Your response should match the records line for line.

Stored data:

****

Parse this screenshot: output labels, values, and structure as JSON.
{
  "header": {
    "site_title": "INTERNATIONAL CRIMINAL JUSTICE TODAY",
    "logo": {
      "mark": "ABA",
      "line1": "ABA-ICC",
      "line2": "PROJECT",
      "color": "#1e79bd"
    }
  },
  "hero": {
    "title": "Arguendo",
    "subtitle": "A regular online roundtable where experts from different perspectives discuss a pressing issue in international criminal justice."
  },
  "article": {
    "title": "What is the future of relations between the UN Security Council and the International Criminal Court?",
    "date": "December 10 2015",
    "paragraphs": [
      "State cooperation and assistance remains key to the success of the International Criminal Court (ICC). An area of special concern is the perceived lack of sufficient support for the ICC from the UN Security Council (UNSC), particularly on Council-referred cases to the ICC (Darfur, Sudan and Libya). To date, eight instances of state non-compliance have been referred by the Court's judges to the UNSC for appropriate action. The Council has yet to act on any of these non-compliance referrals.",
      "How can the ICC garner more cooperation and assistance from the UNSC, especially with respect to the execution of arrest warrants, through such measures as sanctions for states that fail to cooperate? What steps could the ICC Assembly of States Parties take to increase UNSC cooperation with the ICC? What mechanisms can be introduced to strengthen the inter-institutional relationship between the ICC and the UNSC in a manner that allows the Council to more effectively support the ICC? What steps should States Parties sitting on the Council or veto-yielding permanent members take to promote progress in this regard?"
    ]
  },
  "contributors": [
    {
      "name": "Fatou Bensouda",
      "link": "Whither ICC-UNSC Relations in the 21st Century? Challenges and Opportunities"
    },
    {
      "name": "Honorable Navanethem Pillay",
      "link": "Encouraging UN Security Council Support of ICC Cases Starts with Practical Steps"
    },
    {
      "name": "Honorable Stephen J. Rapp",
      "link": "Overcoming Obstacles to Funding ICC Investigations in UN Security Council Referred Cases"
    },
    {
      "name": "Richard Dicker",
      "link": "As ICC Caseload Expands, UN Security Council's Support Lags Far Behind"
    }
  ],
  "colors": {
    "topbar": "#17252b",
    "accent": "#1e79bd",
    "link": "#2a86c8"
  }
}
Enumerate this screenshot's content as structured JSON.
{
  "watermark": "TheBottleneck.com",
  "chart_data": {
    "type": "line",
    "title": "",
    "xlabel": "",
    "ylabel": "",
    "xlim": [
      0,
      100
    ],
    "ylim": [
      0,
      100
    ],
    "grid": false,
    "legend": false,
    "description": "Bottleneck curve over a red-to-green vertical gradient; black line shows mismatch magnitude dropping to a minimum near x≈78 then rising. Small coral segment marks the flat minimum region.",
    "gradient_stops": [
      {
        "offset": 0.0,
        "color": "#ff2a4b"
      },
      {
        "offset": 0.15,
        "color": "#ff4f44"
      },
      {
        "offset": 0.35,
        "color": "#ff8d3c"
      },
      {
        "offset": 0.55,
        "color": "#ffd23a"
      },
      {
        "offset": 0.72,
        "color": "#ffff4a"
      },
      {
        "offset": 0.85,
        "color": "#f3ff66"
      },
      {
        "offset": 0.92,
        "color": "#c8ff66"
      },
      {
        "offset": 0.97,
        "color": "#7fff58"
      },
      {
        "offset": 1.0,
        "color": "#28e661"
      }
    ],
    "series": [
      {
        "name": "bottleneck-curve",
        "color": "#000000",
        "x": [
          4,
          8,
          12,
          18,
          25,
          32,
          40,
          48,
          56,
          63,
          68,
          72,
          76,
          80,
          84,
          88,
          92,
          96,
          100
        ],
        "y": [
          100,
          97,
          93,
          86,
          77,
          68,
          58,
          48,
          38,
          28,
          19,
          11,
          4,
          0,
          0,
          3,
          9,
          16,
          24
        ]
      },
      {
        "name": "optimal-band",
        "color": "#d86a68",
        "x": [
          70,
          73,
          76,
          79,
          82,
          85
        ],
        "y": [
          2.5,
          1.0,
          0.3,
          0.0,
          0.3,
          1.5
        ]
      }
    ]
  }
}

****

Solution below:
Parse this screenshot: output labels, values, and structure as JSON.
{
  "header": {
    "site_title": "INTERNATIONAL CRIMINAL JUSTICE TODAY",
    "logo": {
      "mark": "ABA",
      "line1": "ABA-ICC",
      "line2": "PROJECT",
      "color": "#1e79bd"
    }
  },
  "hero": {
    "title": "Arguendo",
    "subtitle": "A regular online roundtable where experts from different perspectives discuss a pressing issue in international criminal justice."
  },
  "article": {
    "title": "What is the future of relations between the UN Security Council and the International Criminal Court?",
    "date": "December 10 2015",
    "paragraphs": [
      "State cooperation and assistance remains key to the success of the International Criminal Court (ICC). An area of special concern is the perceived lack of sufficient support for the ICC from the UN Security Council (UNSC), particularly on Council-referred cases to the ICC (Darfur, Sudan and Libya). To date, eight instances of state non-compliance have been referred by the Court's judges to the UNSC for appropriate action. The Council has yet to act on any of these non-compliance referrals.",
      "How can the ICC garner more cooperation and assistance from the UNSC, especially with respect to the execution of arrest warrants, through such measures as sanctions for states that fail to cooperate? What steps could the ICC Assembly of States Parties take to increase UNSC cooperation with the ICC? What mechanisms can be introduced to strengthen the inter-institutional relationship between the ICC and the UNSC in a manner that allows the Council to more effectively support the ICC? What steps should States Parties sitting on the Council or veto-yielding permanent members take to promote progress in this regard?"
    ]
  },
  "contributors": [
    {
      "name": "Fatou Bensouda",
      "link": "Whither ICC-UNSC Relations in the 21st Century? Challenges and Opportunities"
    },
    {
      "name": "Honorable Navanethem Pillay",
      "link": "Encouraging UN Security Council Support of ICC Cases Starts with Practical Steps"
    },
    {
      "name": "Honorable Stephen J. Rapp",
      "link": "Overcoming Obstacles to Funding ICC Investigations in UN Security Council Referred Cases"
    },
    {
      "name": "Richard Dicker",
      "link": "As ICC Caseload Expands, UN Security Council's Support Lags Far Behind"
    }
  ],
  "colors": {
    "topbar": "#17252b",
    "accent": "#1e79bd",
    "link": "#2a86c8"
  }
}
Enumerate this screenshot's content as structured JSON.
{
  "watermark": "TheBottleneck.com",
  "chart_data": {
    "type": "line",
    "title": "",
    "xlabel": "",
    "ylabel": "",
    "xlim": [
      0,
      100
    ],
    "ylim": [
      0,
      100
    ],
    "grid": false,
    "legend": false,
    "description": "Bottleneck curve over a red-to-green vertical gradient; black line shows mismatch magnitude dropping to a minimum near x≈78 then rising. Small coral segment marks the flat minimum region.",
    "gradient_stops": [
      {
        "offset": 0.0,
        "color": "#ff2a4b"
      },
      {
        "offset": 0.15,
        "color": "#ff4f44"
      },
      {
        "offset": 0.35,
        "color": "#ff8d3c"
      },
      {
        "offset": 0.55,
        "color": "#ffd23a"
      },
      {
        "offset": 0.72,
        "color": "#ffff4a"
      },
      {
        "offset": 0.85,
        "color": "#f3ff66"
      },
      {
        "offset": 0.92,
        "color": "#c8ff66"
      },
      {
        "offset": 0.97,
        "color": "#7fff58"
      },
      {
        "offset": 1.0,
        "color": "#28e661"
      }
    ],
    "series": [
      {
        "name": "bottleneck-curve",
        "color": "#000000",
        "x": [
          4,
          8,
          12,
          18,
          25,
          32,
          40,
          48,
          56,
          63,
          68,
          72,
          76,
          80,
          84,
          88,
          92,
          96,
          100
        ],
        "y": [
          100,
          97,
          93,
          86,
          77,
          68,
          58,
          48,
          38,
          28,
          19,
          11,
          4,
          0,
          0,
          3,
          9,
          16,
          24
        ]
      },
      {
        "name": "optimal-band",
        "color": "#d86a68",
        "x": [
          70,
          73,
          76,
          79,
          82,
          85
        ],
        "y": [
          2.5,
          1.0,
          0.3,
          0.0,
          0.3,
          1.5
        ]
      }
    ]
  }
}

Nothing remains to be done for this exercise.